Photos & Maps



The Plum Island Estuary Microbial Observatory (PIMO), located at the Plum Island Estuary LTER site in coastal Massachusetts, identifies prokaryotes in salt marsh sediments and plankton and determines their role in controlling major ecosystem processes.

PIMO is closely linked to the LTER project. The LTER research addresses how changing inorganic nutrient supply and the quality and quantity of organic matter interact to affect estuarine trophic structure. The Microbial Observatory uses LTER data to place microbial communities into the larger context of their physical and chemical environment. In turn, the LTER research gains detailed knowledge about the microbial communities underlying the processes and control parameters which it investigates.

In the salt marsh sediments, nitrogen and sulfur cycles influence all of the salt marsh biogeochemical cycles while sulfate reduction dominates decomposition. Therefore, the Observatory Project focuses on the microbes involved with the nitrogen and sulfur cycle with special attention to nitrification and sulfate reduction. This focus is possible because these P.I.s bring a suite of tools for culturing, molecular detection, and identification of nitrifying and sulfate reducing bacteria.

The Microbial Observatory carries out the following activities:

Identifies the microbes and microbial communities by means of culture and sequencing techniques.

Investigates the seasonal changes in the community structure with culture methods, denaturing gradient gel electrophoresis (DGGE), and environmental clone library sequencing of 16S rRNA genes.

Links functional genes and microbial populations responsible for specific processes with rRNA hybridization techniques.

Correlates the presence and activity of various populations with ecological measurements of major processes in the salt marsh.

Molecular surveys using functional genes and rRNA hybridization techniques are correlated with LTER measures of sulfate reduction and the nitrogen cycle. Carbon sources are identified with techniques using the d13C of phospholipid fatty acids specific to bacteria.

Salt marshes provide one of the best examples of a site where microbes build and shape an entire ecosystem. Cyanobacteria are the pioneer organisms in salt marshes; they initiate microbial mat communities on mudflats that prevent erosion, trap sediment particles, and elevate the surface of the sediments. When higher plants colonize the site, the microbes fix nitrogen, recycle organic matter and nutrients, oxidize sulfides, and provide food for higher trophic levels.

Salt marshes continue to be important models for basic microbiological and biogeochemical research. These systems are easily accessible. Their high process rates, large and diverse populations of functionally distinct microbes, and steep chemical and microbial gradients allow scientists to understand how microbial interactions and chemical cycles work. For example, many of our insights into the process and microbiology of sulfate reduction in the marine environment have come from the study of salt marshes.
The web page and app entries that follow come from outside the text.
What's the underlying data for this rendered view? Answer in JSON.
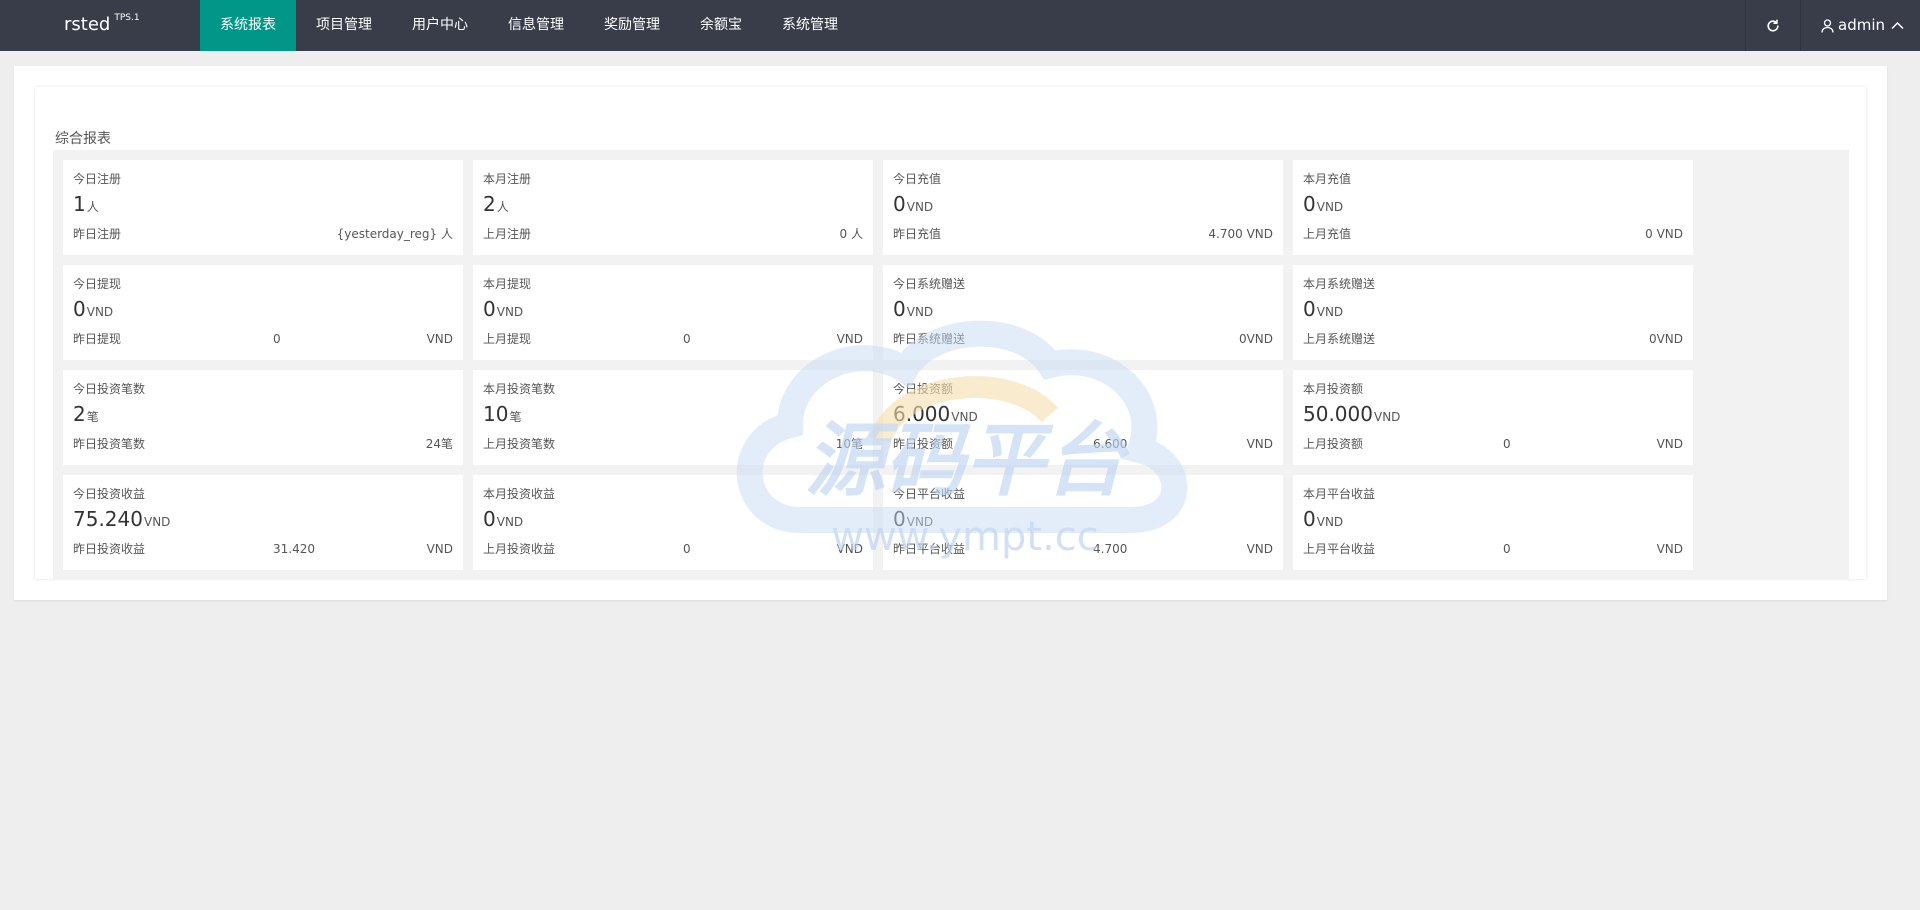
{
  "brand": {
    "name": "rsted",
    "version": "TPS.1"
  },
  "nav": [
    {
      "label": "系统报表",
      "active": true
    },
    {
      "label": "项目管理",
      "active": false
    },
    {
      "label": "用户中心",
      "active": false
    },
    {
      "label": "信息管理",
      "active": false
    },
    {
      "label": "奖励管理",
      "active": false
    },
    {
      "label": "余额宝",
      "active": false
    },
    {
      "label": "系统管理",
      "active": false
    }
  ],
  "toolbar": {
    "refresh_icon": "refresh-icon",
    "user_icon": "user-icon",
    "username": "admin",
    "chevron_icon": "chevron-up-icon"
  },
  "report": {
    "title": "综合报表"
  },
  "cards": [
    {
      "label": "今日注册",
      "value": "1",
      "unit": "人",
      "foot_label": "昨日注册",
      "foot_mid": "",
      "foot_right": "{yesterday_reg} 人"
    },
    {
      "label": "本月注册",
      "value": "2",
      "unit": "人",
      "foot_label": "上月注册",
      "foot_mid": "",
      "foot_right": "0 人"
    },
    {
      "label": "今日充值",
      "value": "0",
      "unit": "VND",
      "foot_label": "昨日充值",
      "foot_mid": "",
      "foot_right": "4.700 VND"
    },
    {
      "label": "本月充值",
      "value": "0",
      "unit": "VND",
      "foot_label": "上月充值",
      "foot_mid": "",
      "foot_right": "0 VND"
    },
    {
      "label": "今日提现",
      "value": "0",
      "unit": "VND",
      "foot_label": "昨日提现",
      "foot_mid": "0",
      "foot_right": "VND"
    },
    {
      "label": "本月提现",
      "value": "0",
      "unit": "VND",
      "foot_label": "上月提现",
      "foot_mid": "0",
      "foot_right": "VND"
    },
    {
      "label": "今日系统赠送",
      "value": "0",
      "unit": "VND",
      "foot_label": "昨日系统赠送",
      "foot_mid": "",
      "foot_right": "0VND"
    },
    {
      "label": "本月系统赠送",
      "value": "0",
      "unit": "VND",
      "foot_label": "上月系统赠送",
      "foot_mid": "",
      "foot_right": "0VND"
    },
    {
      "label": "今日投资笔数",
      "value": "2",
      "unit": "笔",
      "foot_label": "昨日投资笔数",
      "foot_mid": "",
      "foot_right": "24笔"
    },
    {
      "label": "本月投资笔数",
      "value": "10",
      "unit": "笔",
      "foot_label": "上月投资笔数",
      "foot_mid": "",
      "foot_right": "10笔"
    },
    {
      "label": "今日投资额",
      "value": "6.000",
      "unit": "VND",
      "foot_label": "昨日投资额",
      "foot_mid": "6.600",
      "foot_right": "VND"
    },
    {
      "label": "本月投资额",
      "value": "50.000",
      "unit": "VND",
      "foot_label": "上月投资额",
      "foot_mid": "0",
      "foot_right": "VND"
    },
    {
      "label": "今日投资收益",
      "value": "75.240",
      "unit": "VND",
      "foot_label": "昨日投资收益",
      "foot_mid": "31.420",
      "foot_right": "VND"
    },
    {
      "label": "本月投资收益",
      "value": "0",
      "unit": "VND",
      "foot_label": "上月投资收益",
      "foot_mid": "0",
      "foot_right": "VND"
    },
    {
      "label": "今日平台收益",
      "value": "0",
      "unit": "VND",
      "foot_label": "昨日平台收益",
      "foot_mid": "4.700",
      "foot_right": "VND"
    },
    {
      "label": "本月平台收益",
      "value": "0",
      "unit": "VND",
      "foot_label": "上月平台收益",
      "foot_mid": "0",
      "foot_right": "VND"
    }
  ],
  "watermark": {
    "title": "源码平台",
    "url": "www.ympt.cc"
  },
  "colors": {
    "topbar": "#393d49",
    "accent": "#009688",
    "page_bg": "#eeeeee"
  }
}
The value of salt marshes in teaching and education is well established. Microbiology textbooks emphasize microbial mats. Students of the Microbial Diversity Course at the MBL in Woods Hole, associated with this Microbial Observatory, use the salt marsh as a "Microbial Rainforest" for the isolation and identification of a wide diversity of microbes. This course has introduced more than 600 students to the discipline of microbial ecology.

[Home] [Overview] [People] [Projects] [Protocols] [Data] [Photos & Maps] [Publications] [Links]